■ What you need to do: Set down each entry as it stands. Skip the pictures.

[Component data from apps and pages]
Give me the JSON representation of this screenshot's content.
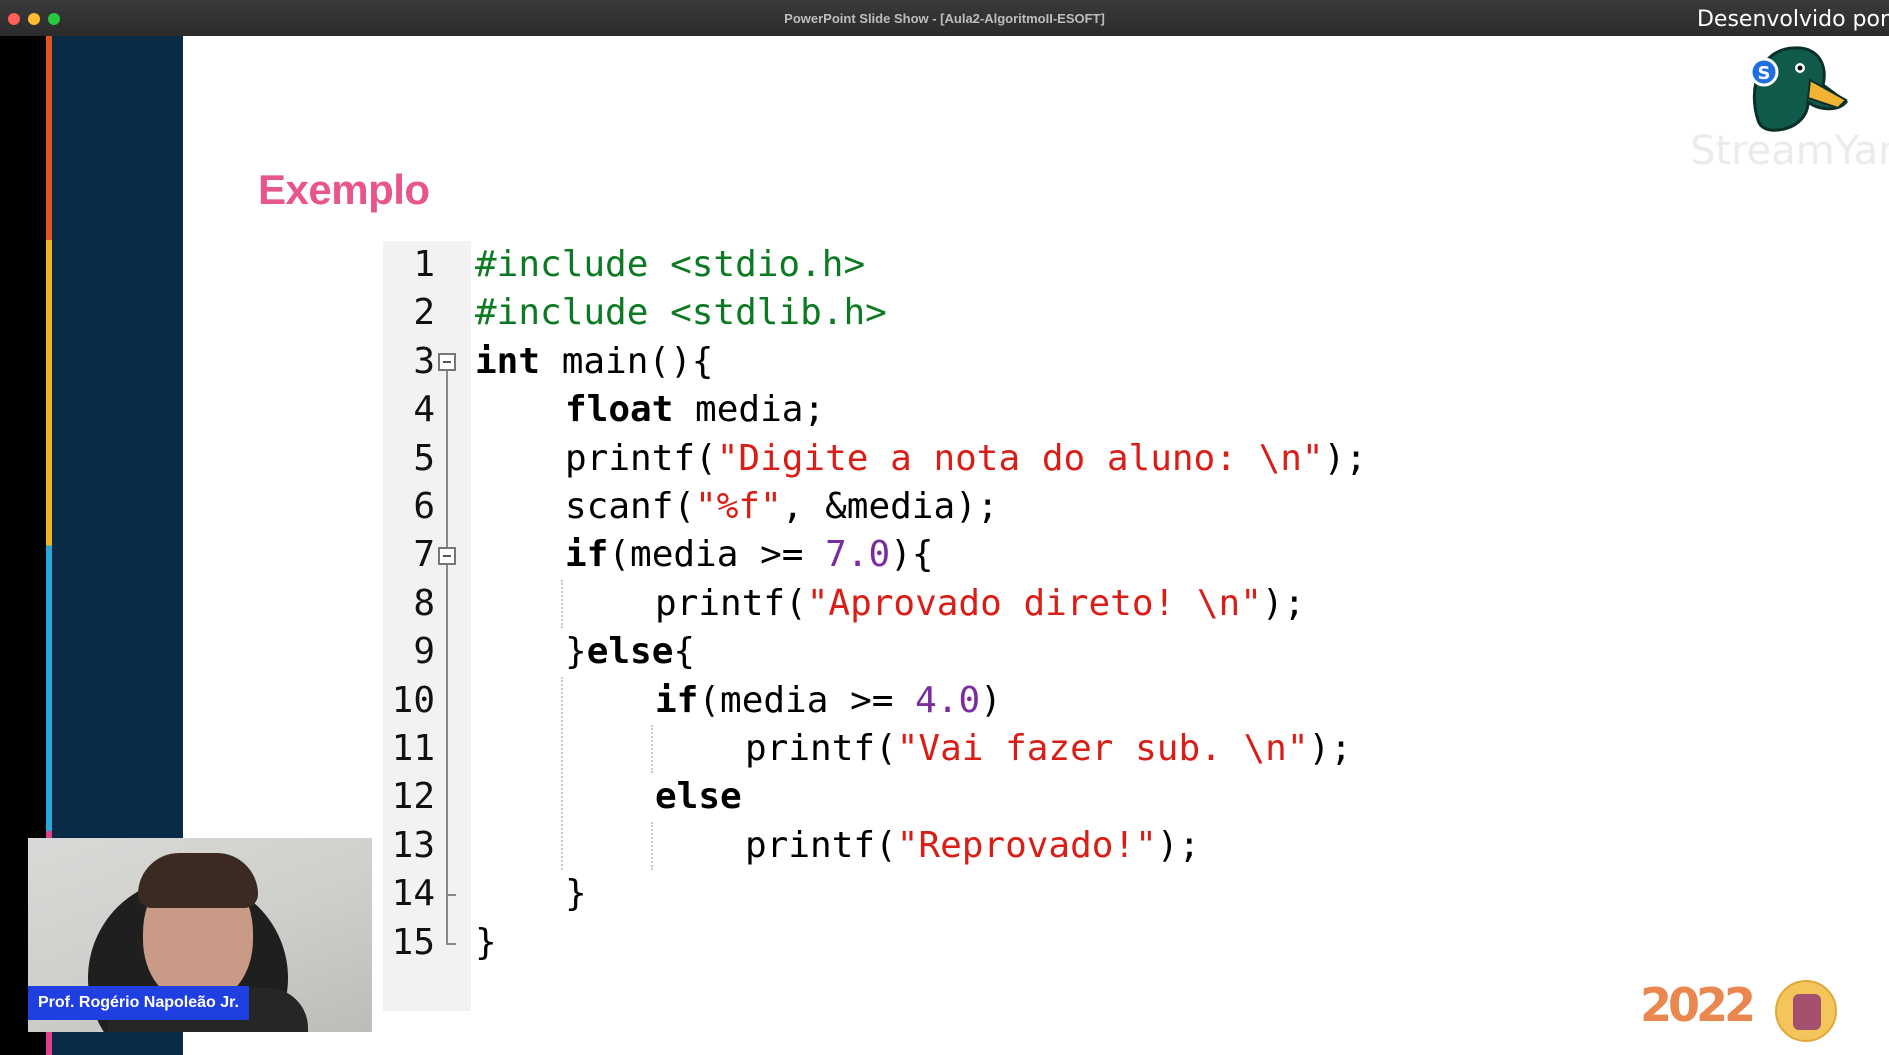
{
  "window": {
    "title": "PowerPoint Slide Show - [Aula2-AlgoritmoII-ESOFT]",
    "overlay_label": "Desenvolvido por"
  },
  "slide": {
    "title": "Exemplo",
    "code_lines": [
      {
        "n": "1",
        "indent": 0,
        "tokens": [
          {
            "t": "#include <stdio.h>",
            "c": "pp"
          }
        ]
      },
      {
        "n": "2",
        "indent": 0,
        "tokens": [
          {
            "t": "#include <stdlib.h>",
            "c": "pp"
          }
        ]
      },
      {
        "n": "3",
        "indent": 0,
        "tokens": [
          {
            "t": "int",
            "c": "kw"
          },
          {
            "t": " main(){",
            "c": ""
          }
        ]
      },
      {
        "n": "4",
        "indent": 1,
        "tokens": [
          {
            "t": "float",
            "c": "kw"
          },
          {
            "t": " media;",
            "c": ""
          }
        ]
      },
      {
        "n": "5",
        "indent": 1,
        "tokens": [
          {
            "t": "printf(",
            "c": ""
          },
          {
            "t": "\"Digite a nota do aluno: \\n\"",
            "c": "str"
          },
          {
            "t": ");",
            "c": ""
          }
        ]
      },
      {
        "n": "6",
        "indent": 1,
        "tokens": [
          {
            "t": "scanf(",
            "c": ""
          },
          {
            "t": "\"%f\"",
            "c": "str"
          },
          {
            "t": ", &media);",
            "c": ""
          }
        ]
      },
      {
        "n": "7",
        "indent": 1,
        "tokens": [
          {
            "t": "if",
            "c": "kw"
          },
          {
            "t": "(media >= ",
            "c": ""
          },
          {
            "t": "7.0",
            "c": "num"
          },
          {
            "t": "){",
            "c": ""
          }
        ]
      },
      {
        "n": "8",
        "indent": 2,
        "tokens": [
          {
            "t": "printf(",
            "c": ""
          },
          {
            "t": "\"Aprovado direto! \\n\"",
            "c": "str"
          },
          {
            "t": ");",
            "c": ""
          }
        ]
      },
      {
        "n": "9",
        "indent": 1,
        "tokens": [
          {
            "t": "}",
            "c": ""
          },
          {
            "t": "else",
            "c": "kw"
          },
          {
            "t": "{",
            "c": ""
          }
        ]
      },
      {
        "n": "10",
        "indent": 2,
        "tokens": [
          {
            "t": "if",
            "c": "kw"
          },
          {
            "t": "(media >= ",
            "c": ""
          },
          {
            "t": "4.0",
            "c": "num"
          },
          {
            "t": ")",
            "c": ""
          }
        ]
      },
      {
        "n": "11",
        "indent": 3,
        "tokens": [
          {
            "t": "printf(",
            "c": ""
          },
          {
            "t": "\"Vai fazer sub. \\n\"",
            "c": "str"
          },
          {
            "t": ");",
            "c": ""
          }
        ]
      },
      {
        "n": "12",
        "indent": 2,
        "tokens": [
          {
            "t": "else",
            "c": "kw"
          }
        ]
      },
      {
        "n": "13",
        "indent": 3,
        "tokens": [
          {
            "t": "printf(",
            "c": ""
          },
          {
            "t": "\"Reprovado!\"",
            "c": "str"
          },
          {
            "t": ");",
            "c": ""
          }
        ]
      },
      {
        "n": "14",
        "indent": 1,
        "tokens": [
          {
            "t": "}",
            "c": ""
          }
        ]
      },
      {
        "n": "15",
        "indent": 0,
        "tokens": [
          {
            "t": "}",
            "c": ""
          }
        ]
      }
    ]
  },
  "webcam": {
    "presenter_name": "Prof. Rogério Napoleão Jr."
  },
  "branding": {
    "streamyard_text": "StreamYard",
    "event_logo_text": "2022",
    "colors": {
      "title_pink": "#e8548c",
      "preprocessor_green": "#0b7a22",
      "string_red": "#d91e18",
      "number_purple": "#7a2c9e",
      "name_tag_blue": "#1f3fe0"
    }
  }
}
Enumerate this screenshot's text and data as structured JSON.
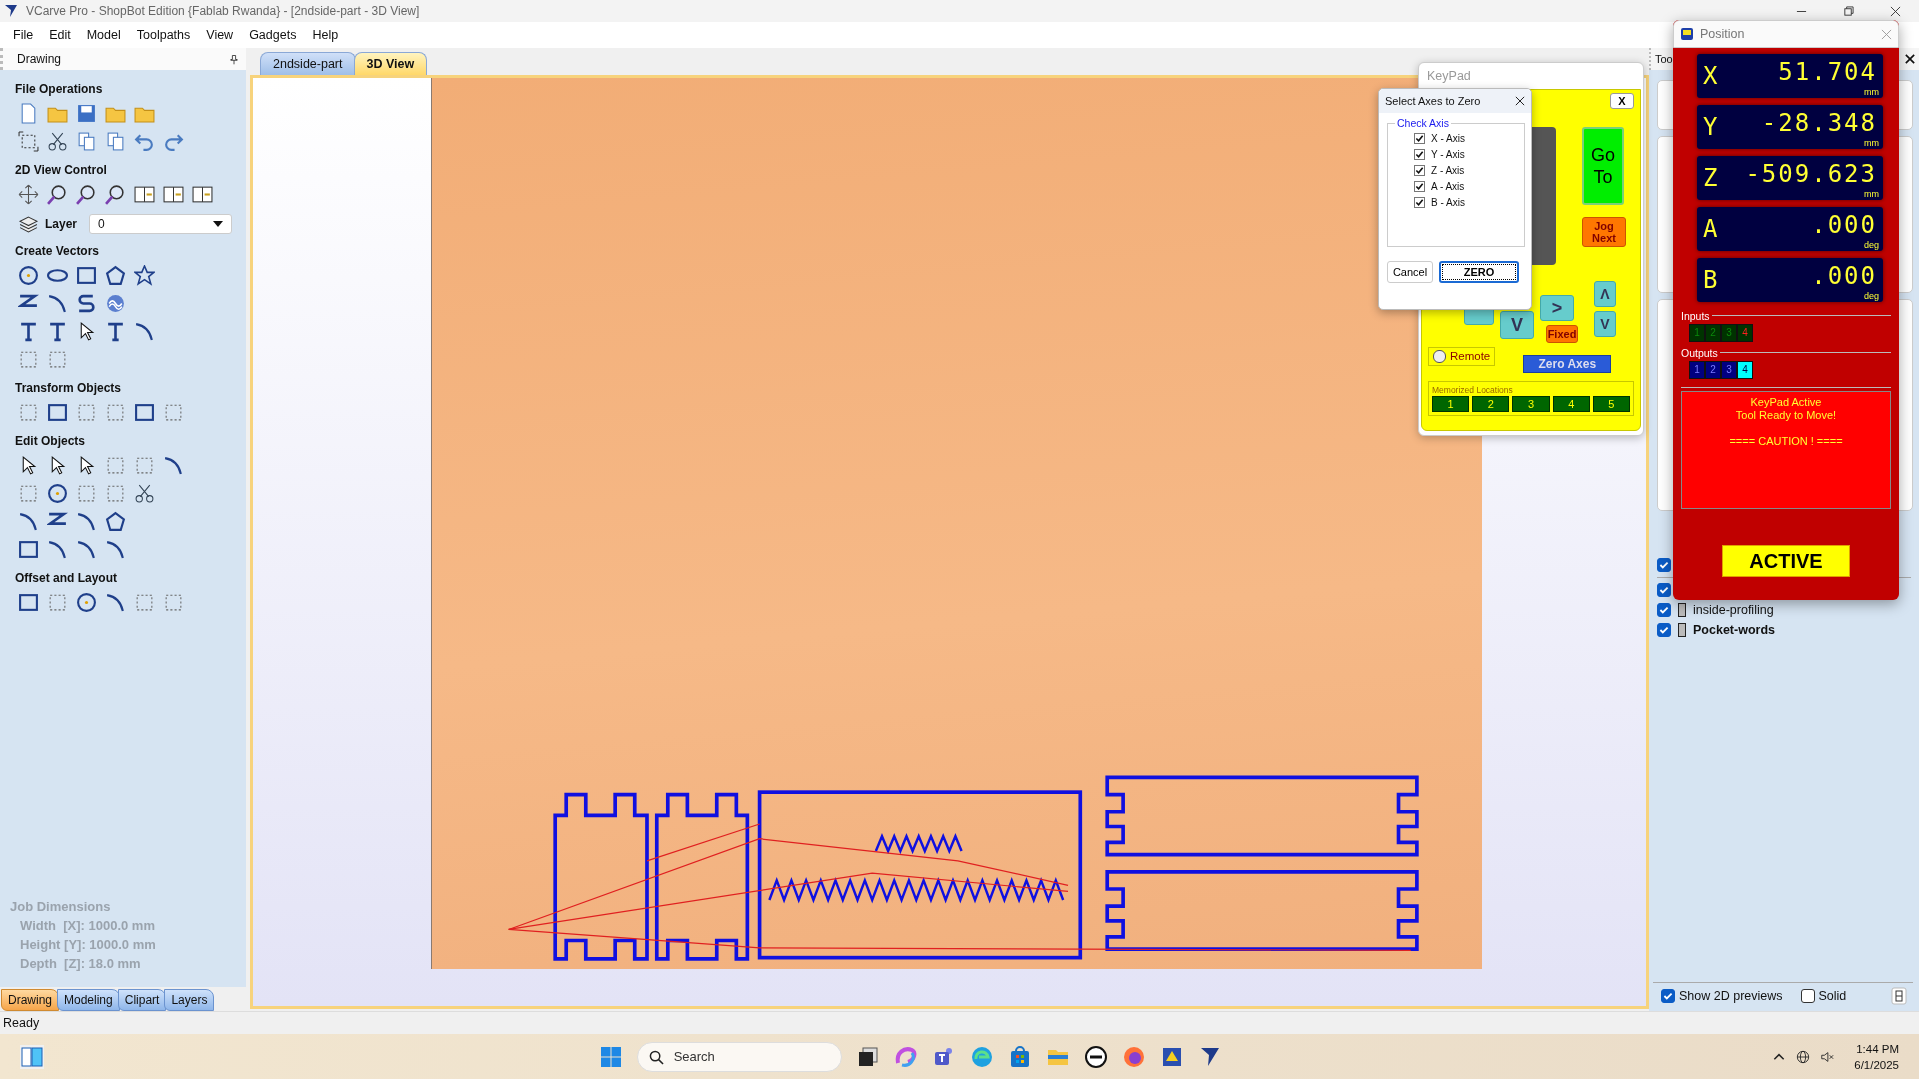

■ Solution to this task:
Give me the JSON representation of this screenshot's content.
{
  "window": {
    "title": "PowerPoint Slide Show - [Aula2-AlgoritmoII-ESOFT]",
    "overlay_label": "Desenvolvido por"
  },
  "slide": {
    "title": "Exemplo",
    "code_lines": [
      {
        "n": "1",
        "indent": 0,
        "tokens": [
          {
            "t": "#include <stdio.h>",
            "c": "pp"
          }
        ]
      },
      {
        "n": "2",
        "indent": 0,
        "tokens": [
          {
            "t": "#include <stdlib.h>",
            "c": "pp"
          }
        ]
      },
      {
        "n": "3",
        "indent": 0,
        "tokens": [
          {
            "t": "int",
            "c": "kw"
          },
          {
            "t": " main(){",
            "c": ""
          }
        ]
      },
      {
        "n": "4",
        "indent": 1,
        "tokens": [
          {
            "t": "float",
            "c": "kw"
          },
          {
            "t": " media;",
            "c": ""
          }
        ]
      },
      {
        "n": "5",
        "indent": 1,
        "tokens": [
          {
            "t": "printf(",
            "c": ""
          },
          {
            "t": "\"Digite a nota do aluno: \\n\"",
            "c": "str"
          },
          {
            "t": ");",
            "c": ""
          }
        ]
      },
      {
        "n": "6",
        "indent": 1,
        "tokens": [
          {
            "t": "scanf(",
            "c": ""
          },
          {
            "t": "\"%f\"",
            "c": "str"
          },
          {
            "t": ", &media);",
            "c": ""
          }
        ]
      },
      {
        "n": "7",
        "indent": 1,
        "tokens": [
          {
            "t": "if",
            "c": "kw"
          },
          {
            "t": "(media >= ",
            "c": ""
          },
          {
            "t": "7.0",
            "c": "num"
          },
          {
            "t": "){",
            "c": ""
          }
        ]
      },
      {
        "n": "8",
        "indent": 2,
        "tokens": [
          {
            "t": "printf(",
            "c": ""
          },
          {
            "t": "\"Aprovado direto! \\n\"",
            "c": "str"
          },
          {
            "t": ");",
            "c": ""
          }
        ]
      },
      {
        "n": "9",
        "indent": 1,
        "tokens": [
          {
            "t": "}",
            "c": ""
          },
          {
            "t": "else",
            "c": "kw"
          },
          {
            "t": "{",
            "c": ""
          }
        ]
      },
      {
        "n": "10",
        "indent": 2,
        "tokens": [
          {
            "t": "if",
            "c": "kw"
          },
          {
            "t": "(media >= ",
            "c": ""
          },
          {
            "t": "4.0",
            "c": "num"
          },
          {
            "t": ")",
            "c": ""
          }
        ]
      },
      {
        "n": "11",
        "indent": 3,
        "tokens": [
          {
            "t": "printf(",
            "c": ""
          },
          {
            "t": "\"Vai fazer sub. \\n\"",
            "c": "str"
          },
          {
            "t": ");",
            "c": ""
          }
        ]
      },
      {
        "n": "12",
        "indent": 2,
        "tokens": [
          {
            "t": "else",
            "c": "kw"
          }
        ]
      },
      {
        "n": "13",
        "indent": 3,
        "tokens": [
          {
            "t": "printf(",
            "c": ""
          },
          {
            "t": "\"Reprovado!\"",
            "c": "str"
          },
          {
            "t": ");",
            "c": ""
          }
        ]
      },
      {
        "n": "14",
        "indent": 1,
        "tokens": [
          {
            "t": "}",
            "c": ""
          }
        ]
      },
      {
        "n": "15",
        "indent": 0,
        "tokens": [
          {
            "t": "}",
            "c": ""
          }
        ]
      }
    ]
  },
  "webcam": {
    "presenter_name": "Prof. Rogério Napoleão Jr."
  },
  "branding": {
    "streamyard_text": "StreamYard",
    "event_logo_text": "2022",
    "colors": {
      "title_pink": "#e8548c",
      "preprocessor_green": "#0b7a22",
      "string_red": "#d91e18",
      "number_purple": "#7a2c9e",
      "name_tag_blue": "#1f3fe0"
    }
  }
}
Enumerate this screenshot's text and data as structured JSON.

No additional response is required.